Recent research suggests that nearly half of all heart patients in the United States are taking their medicine incorrectly or do not understand the directions that were given to them regarding how to take their medication. The U.S. Centers for Disease Control and Prevention discovered that 20 percent of prescriptions are never filled after a patient is discharged from the hospital and half of medications are never taken as prescribed.
One factor that may determine whether a patient takes medicine correctly is whether or not he or she is health literate. Those who are not may be at the highest risk of making mistakes that could be harmful to their health. The authors of the study that found the high rate of errors suggest that more research be done to identify those who may be in need of counseling before going home with a prescribed medication.
Who is at the highest risk of making an error? According to the results of the study, single people were more likely to make a mistake than married people while those who had good math skills were less likely to make an error. Older people or people who had poor cognitive function were more likely to make a mistake when taking their medication.
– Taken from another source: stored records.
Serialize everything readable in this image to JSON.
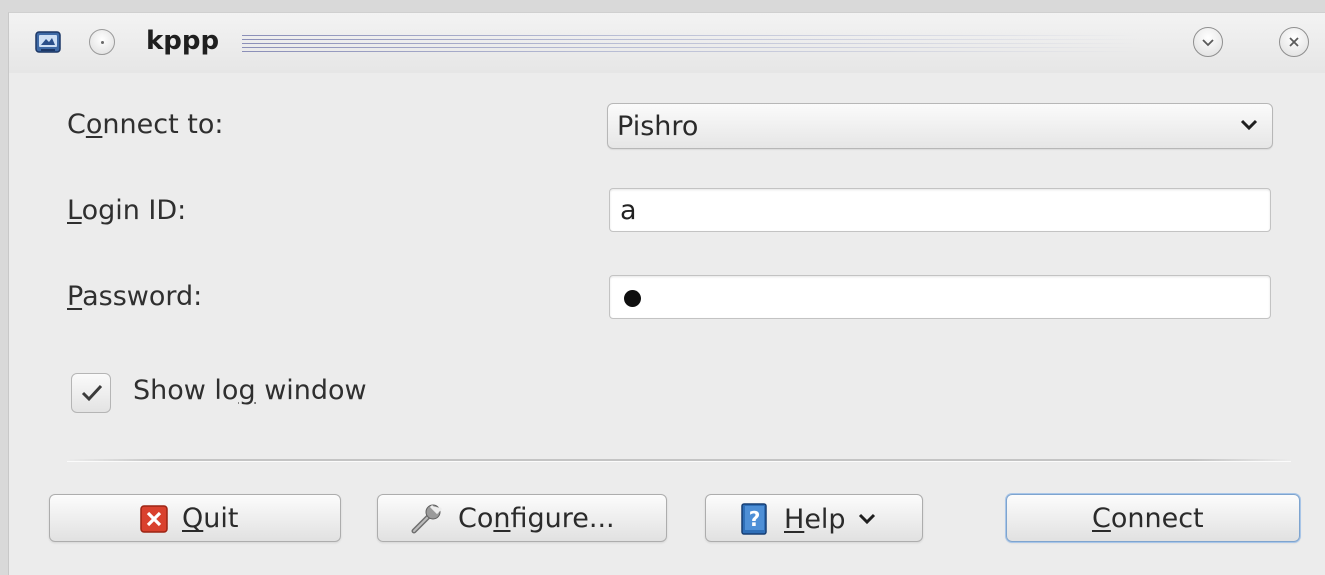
{
  "window": {
    "title": "kppp"
  },
  "form": {
    "connect_to_label": {
      "pre": "C",
      "accel": "o",
      "post": "nnect to:"
    },
    "connect_to_value": "Pishro",
    "login_label": {
      "pre": "",
      "accel": "L",
      "post": "ogin ID:"
    },
    "login_value": "a",
    "password_label": {
      "pre": "",
      "accel": "P",
      "post": "assword:"
    },
    "password_masked_length": 1,
    "show_log": {
      "checked": true,
      "pre": "Show lo",
      "accel": "g",
      "post": " window"
    }
  },
  "buttons": {
    "quit": {
      "pre": "",
      "accel": "Q",
      "post": "uit"
    },
    "configure": {
      "pre": "Co",
      "accel": "n",
      "post": "figure..."
    },
    "help": {
      "pre": "",
      "accel": "H",
      "post": "elp"
    },
    "connect": {
      "pre": "",
      "accel": "C",
      "post": "onnect"
    }
  },
  "icons": {
    "app": "kppp-app-icon",
    "window_menu": "window-menu-icon",
    "minimize": "chevron-down-icon",
    "close": "close-icon",
    "combo_arrow": "chevron-down-icon",
    "check": "check-icon",
    "quit": "quit-x-icon",
    "configure": "wrench-icon",
    "help": "help-book-icon",
    "help_arrow": "chevron-down-icon"
  },
  "colors": {
    "window_bg": "#ececec",
    "focus_accent": "#7ea4cf",
    "quit_icon_red": "#d9412e"
  }
}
If an individual takes the wrong dose of a medication or takes the wrong medication, it may cause serious injury or death. If it is determined that a doctor or pharmacist error lead to a person taking something that he or she shouldn’t have taken, it may be grounds for a medical malpractice suit. Those who believe that a doctor’s error caused additional health problems may wish to talk to an attorney who may be able to provide assistance in pursuing their case.
Source: Reuters, “Medication errors may be common after hospital discharge”, Krystnell Storr, July 18, 2014